The ministry has allowed municipalities to claim that they will hit the July-end deadline, even if they do not have a plan in place to recruit enough vaccinators to actually put the shots in arms.

The policy has not gone without its critics.

“How much meaning are we supposed to place on giving the ‘old college try?’” asked Chiba Gov. Toshihito Kumagai.

In follow-up survey results released by the central government on May 21, the number of municipalities that said they will complete vaccination by the end of July increased even further to 1,616, or 92.8% of the total.

Some in Suga’s circle see this as evidence that the prime minister’s edict has been effective.

But a senior official at the Health, Labor and Welfare Ministry was less optimistic: “Come the end of July, I suspect that some municipalities will throw up their hands. ‘Oops, we didn’t finish in time, after all.’”

“Look, we [in the government] also want to wrap up [this stage of] vaccinations by the end of July,” said Osaka Gov. Hirofumi Yoshimura. “We just have to keep plowing ahead and do what we can.”

Yoshimura — who spearheaded the opening of an independent mass vaccination venue of Osaka’s own — petitioned the central government to allow vaccines to be administered at the prefectural level, not just the city, ward, town and village level.

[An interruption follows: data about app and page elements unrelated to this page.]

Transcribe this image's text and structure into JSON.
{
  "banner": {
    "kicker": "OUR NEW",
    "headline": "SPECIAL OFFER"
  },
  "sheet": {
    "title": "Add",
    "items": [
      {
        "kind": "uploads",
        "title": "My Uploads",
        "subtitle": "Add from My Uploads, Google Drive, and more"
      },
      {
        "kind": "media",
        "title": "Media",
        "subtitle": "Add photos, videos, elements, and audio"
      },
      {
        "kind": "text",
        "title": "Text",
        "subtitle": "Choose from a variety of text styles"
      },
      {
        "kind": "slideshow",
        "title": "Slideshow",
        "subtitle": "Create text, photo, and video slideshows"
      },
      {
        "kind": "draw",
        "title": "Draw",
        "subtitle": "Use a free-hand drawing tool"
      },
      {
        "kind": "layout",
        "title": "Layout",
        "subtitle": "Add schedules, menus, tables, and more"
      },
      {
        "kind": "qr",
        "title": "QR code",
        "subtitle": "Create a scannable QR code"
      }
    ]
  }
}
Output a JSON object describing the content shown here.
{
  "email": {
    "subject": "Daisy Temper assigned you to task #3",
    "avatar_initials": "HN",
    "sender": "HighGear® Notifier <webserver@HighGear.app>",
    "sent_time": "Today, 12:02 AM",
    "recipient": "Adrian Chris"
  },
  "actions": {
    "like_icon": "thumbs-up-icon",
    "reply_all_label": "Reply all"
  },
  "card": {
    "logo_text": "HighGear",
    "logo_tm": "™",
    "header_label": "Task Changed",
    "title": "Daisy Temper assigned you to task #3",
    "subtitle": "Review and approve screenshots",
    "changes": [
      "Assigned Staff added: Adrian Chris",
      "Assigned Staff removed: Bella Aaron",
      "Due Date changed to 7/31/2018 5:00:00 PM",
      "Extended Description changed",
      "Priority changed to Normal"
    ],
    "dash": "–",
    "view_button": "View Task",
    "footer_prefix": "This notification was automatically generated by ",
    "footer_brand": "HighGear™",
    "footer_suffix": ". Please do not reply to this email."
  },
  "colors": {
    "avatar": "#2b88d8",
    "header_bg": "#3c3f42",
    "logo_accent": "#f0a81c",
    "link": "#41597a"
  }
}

The Osaka governor is also reportedly evaluating whether to have pre-inoculation consultations be conducted online.

A senior ministry official highlighted the exigencies of the situation: “We will have ample supply of vaccine stocked up by the middle of June. Now is the time when we must hurry up to secure enough vaccination venues and medical personnel.”

Although thrown into confusion by Suga’s abrupt target, municipalities continue to feel out their own approaches to vaccination through trial and error, compelled to vaccinate their communities as soon as possible.

With less than two months until the end of July, every shot will count. The nation’s vaccine rollout was not without its wrinkles. Just how smoothly vaccinations proceed from here will be a telling test of not only the local governments, but of Suga’s administration, itself.